▶ _Activity_
Search the data for the string "source" and copy each line in which it appears.

##### Given data

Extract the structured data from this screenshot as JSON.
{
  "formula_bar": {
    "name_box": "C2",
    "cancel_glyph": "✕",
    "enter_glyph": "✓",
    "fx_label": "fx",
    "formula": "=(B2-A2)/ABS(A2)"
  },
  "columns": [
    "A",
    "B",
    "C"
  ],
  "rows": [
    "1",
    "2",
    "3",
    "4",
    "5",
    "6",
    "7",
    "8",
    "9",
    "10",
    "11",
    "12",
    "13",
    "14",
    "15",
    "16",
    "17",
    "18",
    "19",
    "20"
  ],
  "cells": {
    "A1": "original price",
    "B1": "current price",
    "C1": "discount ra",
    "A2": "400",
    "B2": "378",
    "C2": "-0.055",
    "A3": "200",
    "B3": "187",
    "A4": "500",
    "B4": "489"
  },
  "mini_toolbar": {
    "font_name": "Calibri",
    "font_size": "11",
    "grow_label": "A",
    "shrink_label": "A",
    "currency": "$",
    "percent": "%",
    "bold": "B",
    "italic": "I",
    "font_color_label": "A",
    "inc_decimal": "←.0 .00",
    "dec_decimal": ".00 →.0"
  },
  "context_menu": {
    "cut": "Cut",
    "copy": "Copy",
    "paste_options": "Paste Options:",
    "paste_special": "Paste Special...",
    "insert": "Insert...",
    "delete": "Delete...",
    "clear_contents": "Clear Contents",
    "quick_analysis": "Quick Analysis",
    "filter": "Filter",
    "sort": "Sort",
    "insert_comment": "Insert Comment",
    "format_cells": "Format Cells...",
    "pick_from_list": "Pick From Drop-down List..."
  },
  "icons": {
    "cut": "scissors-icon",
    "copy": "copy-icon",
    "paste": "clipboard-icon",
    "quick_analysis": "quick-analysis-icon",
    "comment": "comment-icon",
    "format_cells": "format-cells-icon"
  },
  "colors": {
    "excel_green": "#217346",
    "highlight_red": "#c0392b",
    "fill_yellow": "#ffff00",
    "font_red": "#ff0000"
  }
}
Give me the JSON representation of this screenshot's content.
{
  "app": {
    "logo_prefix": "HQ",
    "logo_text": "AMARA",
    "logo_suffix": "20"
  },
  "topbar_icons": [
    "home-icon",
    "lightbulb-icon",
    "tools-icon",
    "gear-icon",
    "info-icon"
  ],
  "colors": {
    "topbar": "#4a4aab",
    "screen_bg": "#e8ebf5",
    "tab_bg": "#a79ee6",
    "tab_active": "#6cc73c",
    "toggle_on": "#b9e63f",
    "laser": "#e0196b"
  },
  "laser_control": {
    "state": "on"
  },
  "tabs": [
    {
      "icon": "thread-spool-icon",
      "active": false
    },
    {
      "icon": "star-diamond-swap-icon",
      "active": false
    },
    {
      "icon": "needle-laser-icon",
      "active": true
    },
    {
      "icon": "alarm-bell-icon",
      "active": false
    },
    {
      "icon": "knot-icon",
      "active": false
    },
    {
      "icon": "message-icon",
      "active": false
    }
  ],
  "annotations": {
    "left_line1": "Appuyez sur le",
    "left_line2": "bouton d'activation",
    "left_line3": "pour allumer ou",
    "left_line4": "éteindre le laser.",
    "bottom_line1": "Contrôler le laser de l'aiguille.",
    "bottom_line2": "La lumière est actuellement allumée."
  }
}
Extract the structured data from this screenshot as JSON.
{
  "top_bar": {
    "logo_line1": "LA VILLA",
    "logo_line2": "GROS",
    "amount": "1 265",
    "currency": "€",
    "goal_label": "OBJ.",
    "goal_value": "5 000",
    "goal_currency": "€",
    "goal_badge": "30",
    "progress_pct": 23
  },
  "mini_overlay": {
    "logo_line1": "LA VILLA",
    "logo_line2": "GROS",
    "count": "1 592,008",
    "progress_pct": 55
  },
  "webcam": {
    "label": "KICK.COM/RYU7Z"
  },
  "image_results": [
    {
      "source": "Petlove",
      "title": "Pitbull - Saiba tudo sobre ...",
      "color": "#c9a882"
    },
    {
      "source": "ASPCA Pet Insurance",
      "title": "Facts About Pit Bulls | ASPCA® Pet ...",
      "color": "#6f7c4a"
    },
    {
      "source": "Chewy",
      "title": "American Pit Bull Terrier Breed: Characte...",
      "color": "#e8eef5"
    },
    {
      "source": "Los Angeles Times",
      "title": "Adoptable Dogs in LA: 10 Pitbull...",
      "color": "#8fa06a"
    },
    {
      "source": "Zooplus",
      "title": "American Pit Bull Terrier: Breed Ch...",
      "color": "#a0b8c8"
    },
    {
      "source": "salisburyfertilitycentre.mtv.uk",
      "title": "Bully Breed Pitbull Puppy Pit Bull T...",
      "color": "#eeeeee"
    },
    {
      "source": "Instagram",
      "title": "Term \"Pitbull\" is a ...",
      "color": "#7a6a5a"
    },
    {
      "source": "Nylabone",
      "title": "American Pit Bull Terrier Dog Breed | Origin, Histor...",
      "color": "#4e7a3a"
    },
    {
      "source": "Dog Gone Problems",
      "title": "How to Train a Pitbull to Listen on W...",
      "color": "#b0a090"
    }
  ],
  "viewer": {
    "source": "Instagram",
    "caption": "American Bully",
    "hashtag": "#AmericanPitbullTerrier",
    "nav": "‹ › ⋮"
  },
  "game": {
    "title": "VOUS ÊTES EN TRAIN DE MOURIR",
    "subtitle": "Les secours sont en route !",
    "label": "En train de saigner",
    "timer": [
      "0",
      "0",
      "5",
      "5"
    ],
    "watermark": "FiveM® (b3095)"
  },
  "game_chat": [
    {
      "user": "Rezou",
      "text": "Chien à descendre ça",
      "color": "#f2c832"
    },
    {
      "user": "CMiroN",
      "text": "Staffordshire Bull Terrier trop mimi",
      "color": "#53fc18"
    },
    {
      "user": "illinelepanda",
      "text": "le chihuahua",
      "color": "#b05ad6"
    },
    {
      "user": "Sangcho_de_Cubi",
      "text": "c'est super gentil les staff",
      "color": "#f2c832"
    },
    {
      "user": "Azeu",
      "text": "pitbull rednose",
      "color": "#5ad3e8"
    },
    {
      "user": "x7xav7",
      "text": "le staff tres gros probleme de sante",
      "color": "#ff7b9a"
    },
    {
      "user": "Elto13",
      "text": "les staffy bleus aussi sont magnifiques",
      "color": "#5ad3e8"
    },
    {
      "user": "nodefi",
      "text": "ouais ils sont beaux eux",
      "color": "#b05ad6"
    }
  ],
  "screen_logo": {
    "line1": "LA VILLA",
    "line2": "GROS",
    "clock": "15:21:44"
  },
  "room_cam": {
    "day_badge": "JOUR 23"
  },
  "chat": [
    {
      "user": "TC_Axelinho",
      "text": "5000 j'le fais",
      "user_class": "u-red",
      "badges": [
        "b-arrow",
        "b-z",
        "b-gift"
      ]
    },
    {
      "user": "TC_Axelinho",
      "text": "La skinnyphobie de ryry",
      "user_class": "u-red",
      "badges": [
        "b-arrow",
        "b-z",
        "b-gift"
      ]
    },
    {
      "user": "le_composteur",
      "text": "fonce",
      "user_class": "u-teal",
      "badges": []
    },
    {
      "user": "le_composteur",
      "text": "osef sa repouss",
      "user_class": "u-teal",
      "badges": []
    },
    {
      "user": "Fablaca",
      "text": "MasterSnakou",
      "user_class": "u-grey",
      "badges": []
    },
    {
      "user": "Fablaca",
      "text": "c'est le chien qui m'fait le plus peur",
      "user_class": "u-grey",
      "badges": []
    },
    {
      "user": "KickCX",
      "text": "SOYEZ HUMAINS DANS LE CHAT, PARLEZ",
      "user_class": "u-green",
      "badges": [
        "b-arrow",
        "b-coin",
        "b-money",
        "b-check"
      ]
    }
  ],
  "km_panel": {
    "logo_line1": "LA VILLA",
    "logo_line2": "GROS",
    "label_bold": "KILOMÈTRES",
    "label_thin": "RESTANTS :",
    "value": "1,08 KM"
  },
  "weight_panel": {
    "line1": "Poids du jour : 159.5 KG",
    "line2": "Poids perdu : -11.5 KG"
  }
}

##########

▶ _Result of this task_
      "source": "Petlove",
      "source": "ASPCA Pet Insurance",
      "source": "Chewy",
      "source": "Los Angeles Times",
      "source": "Zooplus",
      "source": "salisburyfertilitycentre.mtv.uk",
      "source": "Instagram",
      "source": "Nylabone",
      "source": "Dog Gone Problems",
    "source": "Instagram",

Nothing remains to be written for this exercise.